In Flanders fields.
Sunday, November 11, 2018 was the one-hundredth anniversary of Armistice Day, the end of World War One in Europe. The festivities have been solemn, and rightly so. But sometimes, an ocean away in America, we somehow do not feel the connection to the destruction and loss of life that occurred in this war. Being so far removed both geographically and personally, our elected officials seem indifferent. Or unobservant. Or uneducated. Or perhaps, a combination of all three!
History - Memories - Photos - WW1 - Sense
What we forget becomes just history. It fades into our memories like the sepia-toned photos of WW1. It also becomes normalized. It blots out any sense of urgency or crisis.
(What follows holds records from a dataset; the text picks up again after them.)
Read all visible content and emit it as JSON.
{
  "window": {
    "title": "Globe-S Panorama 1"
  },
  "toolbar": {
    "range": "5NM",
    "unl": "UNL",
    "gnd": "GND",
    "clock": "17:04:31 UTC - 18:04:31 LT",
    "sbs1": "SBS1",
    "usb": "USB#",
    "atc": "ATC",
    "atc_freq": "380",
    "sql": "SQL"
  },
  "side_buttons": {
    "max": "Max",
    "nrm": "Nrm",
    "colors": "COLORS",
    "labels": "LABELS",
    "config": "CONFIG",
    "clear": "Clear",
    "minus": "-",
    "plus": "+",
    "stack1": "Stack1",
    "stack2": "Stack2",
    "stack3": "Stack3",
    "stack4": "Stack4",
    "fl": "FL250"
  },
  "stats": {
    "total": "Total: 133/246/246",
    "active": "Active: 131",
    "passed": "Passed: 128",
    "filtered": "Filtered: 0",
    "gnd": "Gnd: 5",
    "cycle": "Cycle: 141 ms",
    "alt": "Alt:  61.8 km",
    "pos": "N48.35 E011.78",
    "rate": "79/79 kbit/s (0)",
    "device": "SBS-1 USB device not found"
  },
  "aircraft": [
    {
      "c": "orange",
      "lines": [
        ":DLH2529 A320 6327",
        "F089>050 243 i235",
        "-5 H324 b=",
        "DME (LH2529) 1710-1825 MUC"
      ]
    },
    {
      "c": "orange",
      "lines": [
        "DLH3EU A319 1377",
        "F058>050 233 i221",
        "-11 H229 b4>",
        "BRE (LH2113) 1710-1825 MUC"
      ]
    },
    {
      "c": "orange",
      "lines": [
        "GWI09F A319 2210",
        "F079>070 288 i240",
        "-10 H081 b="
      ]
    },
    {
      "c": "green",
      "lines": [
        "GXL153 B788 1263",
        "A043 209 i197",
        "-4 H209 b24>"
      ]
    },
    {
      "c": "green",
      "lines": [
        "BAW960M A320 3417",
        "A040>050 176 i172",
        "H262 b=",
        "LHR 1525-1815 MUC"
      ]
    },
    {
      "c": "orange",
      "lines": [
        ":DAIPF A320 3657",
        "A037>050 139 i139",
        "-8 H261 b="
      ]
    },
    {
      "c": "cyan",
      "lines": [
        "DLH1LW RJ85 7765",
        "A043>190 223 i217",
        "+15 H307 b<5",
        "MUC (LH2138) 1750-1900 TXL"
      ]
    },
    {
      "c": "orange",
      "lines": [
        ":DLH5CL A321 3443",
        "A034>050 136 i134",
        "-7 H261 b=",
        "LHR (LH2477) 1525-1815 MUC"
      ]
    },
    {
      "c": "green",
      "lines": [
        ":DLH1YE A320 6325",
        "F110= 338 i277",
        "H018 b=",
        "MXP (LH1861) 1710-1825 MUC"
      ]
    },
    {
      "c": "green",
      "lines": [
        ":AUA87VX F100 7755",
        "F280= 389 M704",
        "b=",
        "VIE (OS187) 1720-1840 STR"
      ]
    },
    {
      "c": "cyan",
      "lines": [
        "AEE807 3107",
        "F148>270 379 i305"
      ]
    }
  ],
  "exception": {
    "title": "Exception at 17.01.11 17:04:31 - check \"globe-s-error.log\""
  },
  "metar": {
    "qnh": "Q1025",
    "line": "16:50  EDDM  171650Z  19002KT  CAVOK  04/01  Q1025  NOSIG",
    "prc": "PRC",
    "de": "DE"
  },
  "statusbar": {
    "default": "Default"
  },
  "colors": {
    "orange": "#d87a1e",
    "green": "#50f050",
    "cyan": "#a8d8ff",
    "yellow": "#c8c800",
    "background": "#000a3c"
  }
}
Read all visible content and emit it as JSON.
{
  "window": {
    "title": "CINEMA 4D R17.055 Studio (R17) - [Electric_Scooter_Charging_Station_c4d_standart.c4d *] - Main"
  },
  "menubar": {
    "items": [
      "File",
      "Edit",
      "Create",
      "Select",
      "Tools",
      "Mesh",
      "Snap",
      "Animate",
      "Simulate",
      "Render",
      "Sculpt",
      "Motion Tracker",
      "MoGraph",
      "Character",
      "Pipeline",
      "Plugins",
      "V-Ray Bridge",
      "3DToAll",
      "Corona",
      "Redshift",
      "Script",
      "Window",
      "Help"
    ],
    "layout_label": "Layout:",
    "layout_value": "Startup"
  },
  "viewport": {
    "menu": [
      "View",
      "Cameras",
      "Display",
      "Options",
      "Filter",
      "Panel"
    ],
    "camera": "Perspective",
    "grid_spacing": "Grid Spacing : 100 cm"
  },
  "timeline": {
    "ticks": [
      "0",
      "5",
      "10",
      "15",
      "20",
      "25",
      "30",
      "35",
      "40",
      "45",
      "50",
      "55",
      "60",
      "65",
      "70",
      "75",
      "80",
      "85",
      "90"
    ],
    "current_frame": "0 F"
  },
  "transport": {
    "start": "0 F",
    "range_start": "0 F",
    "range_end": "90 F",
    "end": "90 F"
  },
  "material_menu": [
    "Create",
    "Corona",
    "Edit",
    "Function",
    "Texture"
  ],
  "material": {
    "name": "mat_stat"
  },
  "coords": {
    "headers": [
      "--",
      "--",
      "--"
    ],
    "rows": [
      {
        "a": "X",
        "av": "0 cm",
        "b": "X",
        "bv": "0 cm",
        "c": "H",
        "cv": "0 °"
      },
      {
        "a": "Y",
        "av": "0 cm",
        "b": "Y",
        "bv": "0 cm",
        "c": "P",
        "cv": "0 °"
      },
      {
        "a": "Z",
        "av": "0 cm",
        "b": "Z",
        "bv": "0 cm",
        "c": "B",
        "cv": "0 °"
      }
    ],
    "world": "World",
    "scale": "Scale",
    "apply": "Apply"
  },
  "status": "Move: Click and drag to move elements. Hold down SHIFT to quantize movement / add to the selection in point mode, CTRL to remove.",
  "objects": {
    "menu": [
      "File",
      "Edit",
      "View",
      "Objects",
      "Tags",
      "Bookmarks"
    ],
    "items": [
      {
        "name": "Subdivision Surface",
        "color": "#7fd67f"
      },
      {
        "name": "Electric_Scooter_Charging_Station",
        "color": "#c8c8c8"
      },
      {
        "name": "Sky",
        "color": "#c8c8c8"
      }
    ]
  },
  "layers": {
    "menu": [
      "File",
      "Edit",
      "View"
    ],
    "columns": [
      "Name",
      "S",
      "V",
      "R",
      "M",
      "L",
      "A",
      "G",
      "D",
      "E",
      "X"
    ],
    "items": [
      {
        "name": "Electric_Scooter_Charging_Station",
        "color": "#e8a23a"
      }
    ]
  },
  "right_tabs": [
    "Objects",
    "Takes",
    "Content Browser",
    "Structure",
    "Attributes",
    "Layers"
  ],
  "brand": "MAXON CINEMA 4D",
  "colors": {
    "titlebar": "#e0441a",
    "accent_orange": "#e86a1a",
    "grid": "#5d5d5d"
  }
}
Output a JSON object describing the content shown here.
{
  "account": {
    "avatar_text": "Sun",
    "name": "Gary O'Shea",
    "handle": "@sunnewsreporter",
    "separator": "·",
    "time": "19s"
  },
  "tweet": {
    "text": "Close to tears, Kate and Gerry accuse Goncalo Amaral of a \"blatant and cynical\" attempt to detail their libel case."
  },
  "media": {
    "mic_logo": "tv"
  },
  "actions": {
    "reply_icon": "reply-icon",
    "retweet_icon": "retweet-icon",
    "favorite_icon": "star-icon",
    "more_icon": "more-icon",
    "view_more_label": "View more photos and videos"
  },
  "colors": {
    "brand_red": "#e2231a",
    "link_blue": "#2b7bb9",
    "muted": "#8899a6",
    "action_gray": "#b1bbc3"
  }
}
It removes any motivation to respond, to teach against it or try and change the status quo. The suffering of others does not affect us; it’s just one more sad story.
I recognize that the quick turn of the news cycle causes stories to quickly flow from our memories. The next big event is splashed across the screen with a sonorous announcement from the newscasters. But the crises of a year ago? A decade ago? A century ago? We are hard-pressed to recall them. We seem to flit from one headline to the next, not remembering that we’ve seen stories like this before.
Weeks - Shootings - US - A - Synagogue
In the last two weeks, we have had more mass shootings here in the US. A synagogue in Pittsburgh. A country bar in Thousand Oaks. A private home in Memphis. We are not immune to these tragic events, in fact, we all know that “it could have been me.” But how do we respond as people of faith? How can we retain our history so that we respond as instruments of healing, rather than hate? When events occur in an ever-increasing stream, how do we face them without becoming jaded or...
Wake Up To Breaking News!